Starting the hunt at an elevation of 7,700 feet, Wolfe and Nester began to follow the sound of baying hounds. “It was brutal, we were just following the mountain lion from cliff to cliff. Everything was rim rock covered in snow, you couldn’t sidehill, and the only two directions to go were straight up or straight down. I literally had to crawl on my hands and knees,” Wolfe said.

After jumping the lion twice, Wolfe and Nester finally caught up to the cat when it treed for the third and final time at 9,600 feet—five hours, two drainages, and many thousands of gained and lost vertical feet later.

“I was having full body cramps by the time I got to the cat,” Wolfe said.

He doesn’t remember much about the shot, aside from being exhausted and having to call on his professional sports experience to summon his remaining energy, gather himself, and shoot the cat.
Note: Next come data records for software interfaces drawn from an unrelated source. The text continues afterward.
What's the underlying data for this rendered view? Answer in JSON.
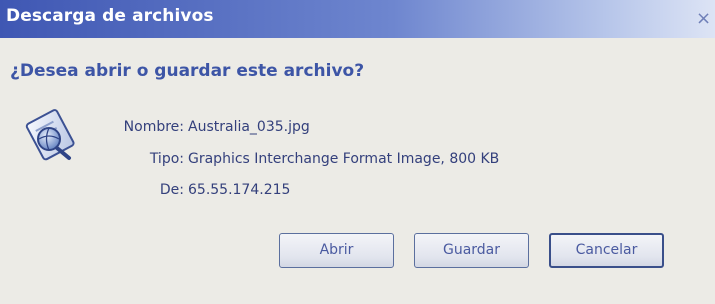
{
  "dialog": {
    "title": "Descarga de archivos",
    "close_symbol": "×",
    "question": "¿Desea abrir o guardar este archivo?",
    "icon": "file-download-icon"
  },
  "file": {
    "name_label": "Nombre:",
    "name_value": "Australia_035.jpg",
    "type_label": "Tipo:",
    "type_value": "Graphics Interchange Format Image, 800 KB",
    "from_label": "De:",
    "from_value": "65.55.174.215"
  },
  "buttons": {
    "open_label": "Abrir",
    "save_label": "Guardar",
    "cancel_label": "Cancelar"
  },
  "colors": {
    "title_gradient_start": "#3f57b3",
    "title_gradient_end": "#dde4f5",
    "background": "#ecebe6",
    "accent_text": "#3d55a6"
  }
}
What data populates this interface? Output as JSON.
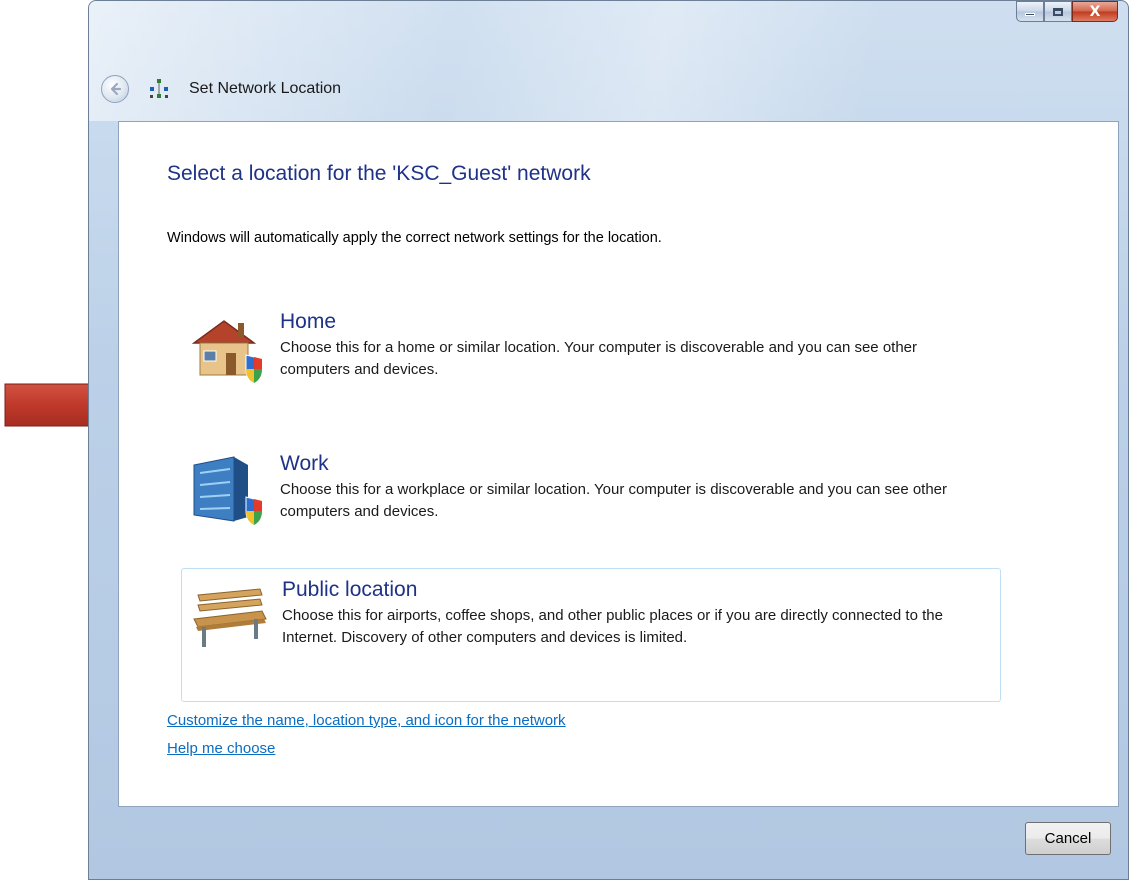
{
  "window": {
    "title": "Set Network Location",
    "caption_buttons": {
      "minimize": "",
      "maximize": "",
      "close": "X"
    }
  },
  "dialog": {
    "heading": "Select a location for the 'KSC_Guest' network",
    "intro": "Windows will automatically apply the correct network settings for the location.",
    "options": [
      {
        "title": "Home",
        "description": "Choose this for a home or similar location. Your computer is discoverable and you can see other computers and devices.",
        "icon": "house-shield-icon"
      },
      {
        "title": "Work",
        "description": "Choose this for a workplace or similar location. Your computer is discoverable and you can see other computers and devices.",
        "icon": "office-building-shield-icon"
      },
      {
        "title": "Public location",
        "description": "Choose this for airports, coffee shops, and other public places or if you are directly connected to the Internet. Discovery of other computers and devices is limited.",
        "icon": "park-bench-icon"
      }
    ],
    "links": {
      "customize": "Customize the name, location type, and icon for the network",
      "help": "Help me choose"
    },
    "cancel_label": "Cancel"
  },
  "annotation": {
    "icon": "red-pointer-arrow",
    "color": "#c0392b"
  },
  "colors": {
    "heading": "#1e3287",
    "link": "#0a6dc2",
    "hover_border": "#bfe0f3"
  }
}
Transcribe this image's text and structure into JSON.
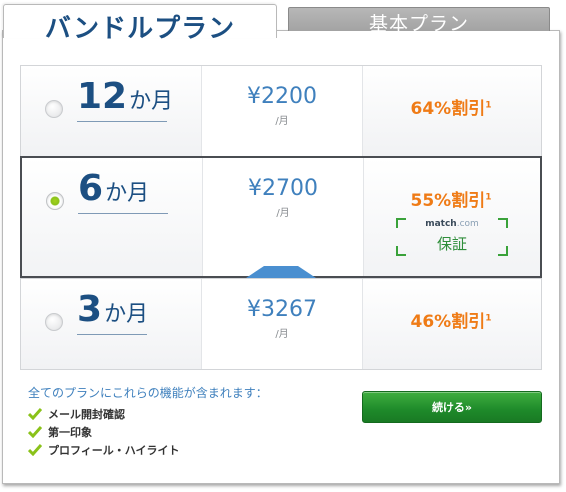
{
  "tabs": {
    "active_label": "バンドルプラン",
    "inactive_label": "基本プラン"
  },
  "plans": [
    {
      "months": "12",
      "months_unit": "か月",
      "price": "¥2200",
      "price_unit": "/月",
      "discount": "64%割引",
      "footnote": "1",
      "selected": false
    },
    {
      "months": "6",
      "months_unit": "か月",
      "price": "¥2700",
      "price_unit": "/月",
      "discount": "55%割引",
      "footnote": "1",
      "selected": true,
      "guarantee_brand": "match",
      "guarantee_brand_suffix": ".com",
      "guarantee_label": "保証"
    },
    {
      "months": "3",
      "months_unit": "か月",
      "price": "¥3267",
      "price_unit": "/月",
      "discount": "46%割引",
      "footnote": "1",
      "selected": false
    }
  ],
  "features": {
    "title": "全てのプランにこれらの機能が含まれます：",
    "items": [
      "メール開封確認",
      "第一印象",
      "プロフィール・ハイライト"
    ]
  },
  "continue_button": {
    "label": "続ける»"
  },
  "colors": {
    "brand_blue": "#1c4f82",
    "price_blue": "#3f80bd",
    "discount_orange": "#ef7b16",
    "accent_green": "#8ac21a",
    "button_green": "#1e8a2a"
  }
}
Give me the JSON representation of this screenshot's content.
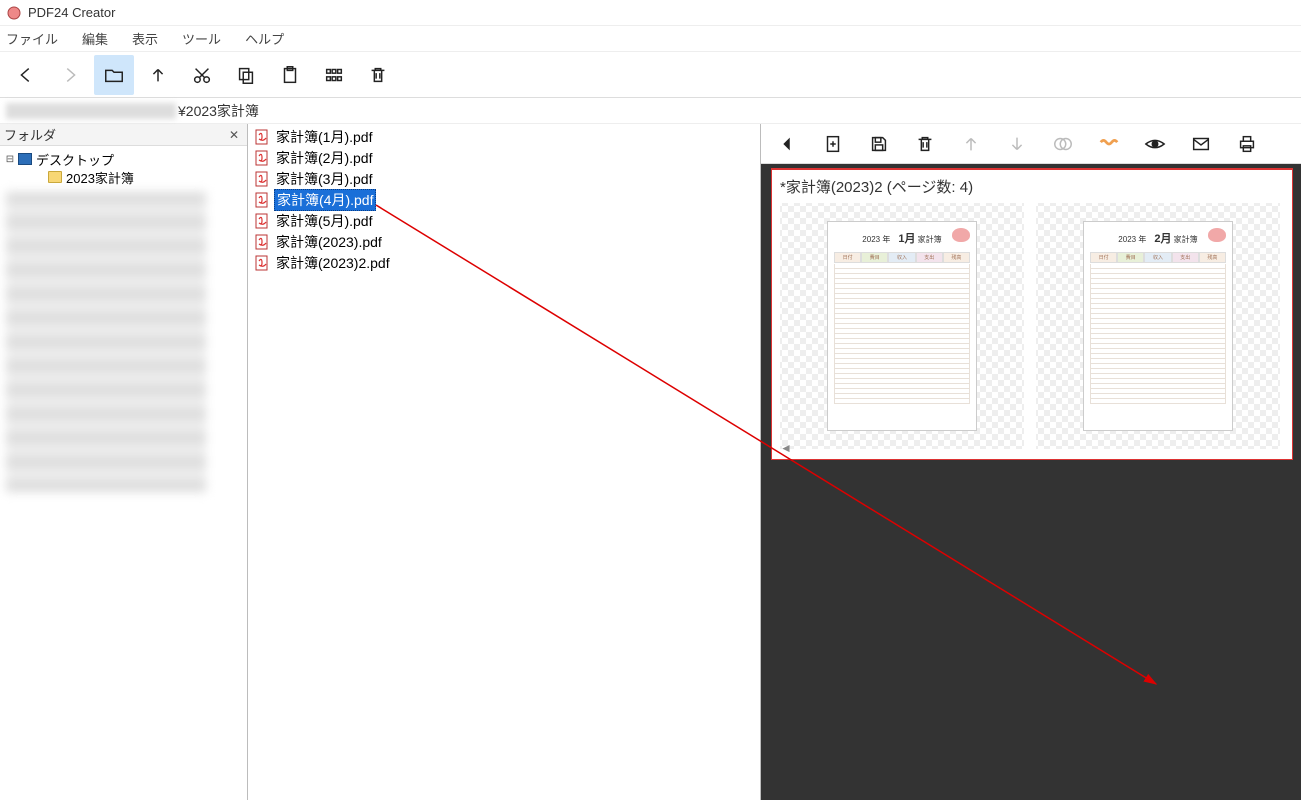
{
  "title": "PDF24 Creator",
  "menu": {
    "file": "ファイル",
    "edit": "編集",
    "view": "表示",
    "tools": "ツール",
    "help": "ヘルプ"
  },
  "breadcrumb_suffix": "¥2023家計簿",
  "folder_pane": {
    "header": "フォルダ",
    "desktop": "デスクトップ",
    "folder1": "2023家計簿"
  },
  "files": [
    {
      "name": "家計簿(1月).pdf"
    },
    {
      "name": "家計簿(2月).pdf"
    },
    {
      "name": "家計簿(3月).pdf"
    },
    {
      "name": "家計簿(4月).pdf",
      "selected": true
    },
    {
      "name": "家計簿(5月).pdf"
    },
    {
      "name": "家計簿(2023).pdf"
    },
    {
      "name": "家計簿(2023)2.pdf"
    }
  ],
  "preview": {
    "doc_title": "*家計簿(2023)2 (ページ数: 4)",
    "thumbs": [
      {
        "year": "2023 年",
        "month": "1月",
        "label": "家計簿"
      },
      {
        "year": "2023 年",
        "month": "2月",
        "label": "家計簿"
      }
    ],
    "col_headers": [
      "日付",
      "費目",
      "収入",
      "支出",
      "残高"
    ]
  }
}
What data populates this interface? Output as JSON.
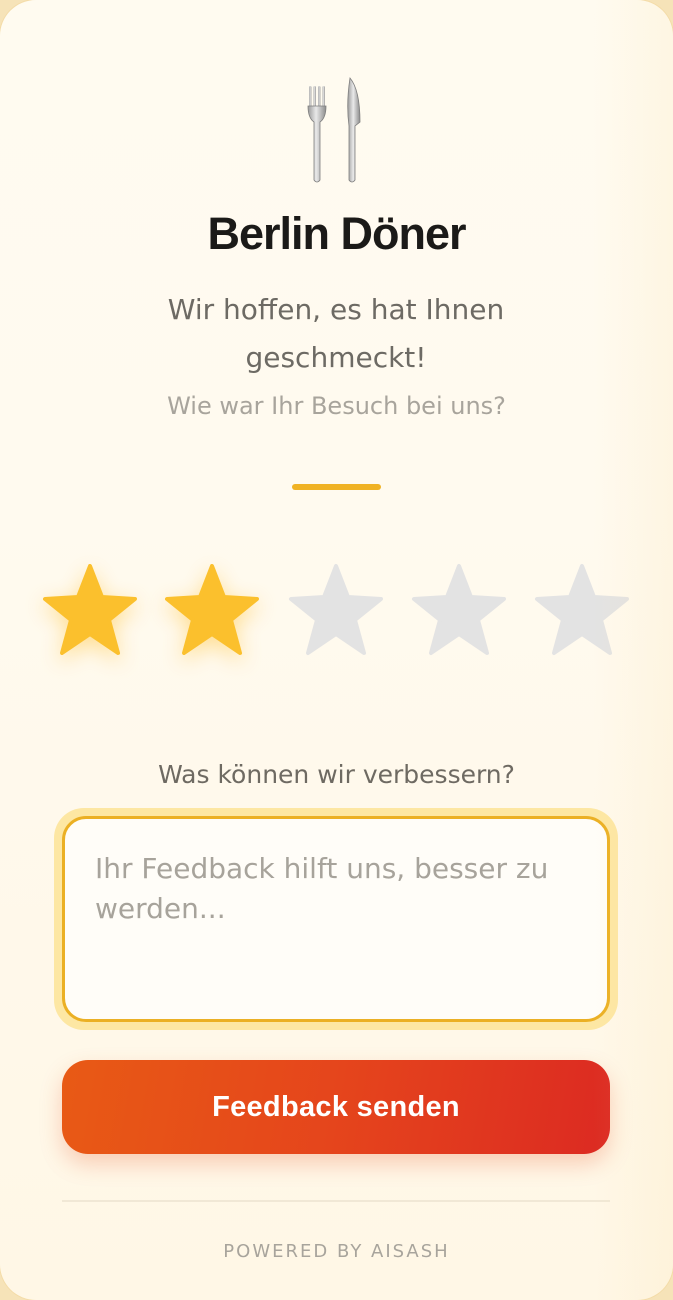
{
  "header": {
    "icon": "fork-and-knife-icon",
    "restaurant_name": "Berlin Döner",
    "subtitle": "Wir hoffen, es hat Ihnen geschmeckt!",
    "question": "Wie war Ihr Besuch bei uns?"
  },
  "rating": {
    "value": 2,
    "max": 5,
    "filled_color": "#FBC02D",
    "empty_color": "#E3E3E3"
  },
  "feedback": {
    "label": "Was können wir verbessern?",
    "placeholder": "Ihr Feedback hilft uns, besser zu werden...",
    "value": ""
  },
  "actions": {
    "send_label": "Feedback senden"
  },
  "footer": {
    "powered_by": "POWERED BY AISASH"
  },
  "colors": {
    "accent": "#F0B224",
    "button_start": "#E85A15",
    "button_end": "#DC2A22",
    "background": "#FFFBF0"
  }
}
It was a good shot, but in that moment, Wolfe didn’t feel a surge of adrenaline or triumph. He was mostly just spent.


“After the shot, Alex sprinted downhill with the dogs and found him. The lion jumped from the tree and didn’t go more than thirty yards. I was so tired, I just had to sit there and recover for a bit. It took me like thirty minutes to get to the cat,” Wolfe said.

When he finally walked up to it, the tom was 8½-feet-long with an estimated live weight of well over 200 pounds. The skull measured around 15 inches before the drying period.

Despite its impressive size, Wolfe says that harvesting the lion was the end of a journey rather than the pinnacle of the experience. In the world of lion hunting, that feeling is pretty universal. For most dedicated lion hunters, the thrill has little to do with the taking of an animal. The true allure of lion hunting is almost entirely in the pursuit, and the places that pursuit takes you. For many, the harvest is secondary, if it occurs at all. It’s not uncommon for houndsmen who have treed hundreds of cats to have only harvested two or three themselves.

Now that the dust has begun to settle, Wolfe has had a chance to reflect. While he’s used to being in the public eye, this is the first time it’s had anything to do with hunting. He plans to seize the opportunity as a chance to bring his love of the great outdoors to the masses and advocate for hunters rights. Access to the outdoors is deeply important to Wolfe—besides the football field, nature was a singular refuge throughout a difficult childhood.

“I grew up really poor. I don’t know my dad, my mother was an addict and landed in jail when I was 12, and my stepfather was abusive. The only places I found peace were on the football field and in the outdoors,” Wolfe said.

Wolfe is making it his post-football mission to ensure that outdoor opportunities are available to children who grew up like him. He thinks that starts with uniting all hunters as members of one community.

“Going forward, my goal is to bring hunters together. We’re all hunters, and we need to support each other. There are groups that are trying to take hunting away from us, and if we want to preserve hunting for future generations, we need to come together and ditch the infighting.”

When asked what his plans were for the lion, Wolfe said the cape is at the taxidermist and beetles are cleaning the skull. “But what I’m really looking forward to,” Wolfe said, “is the breakfast sausage.”

Derek Wolfe lion

Images via Derek Wolfe.

Sign In or Create a Free Account

Access the newest seasons of MeatEater, save content, and join in discussions with the Crew and others in the MeatEater community.
Save this article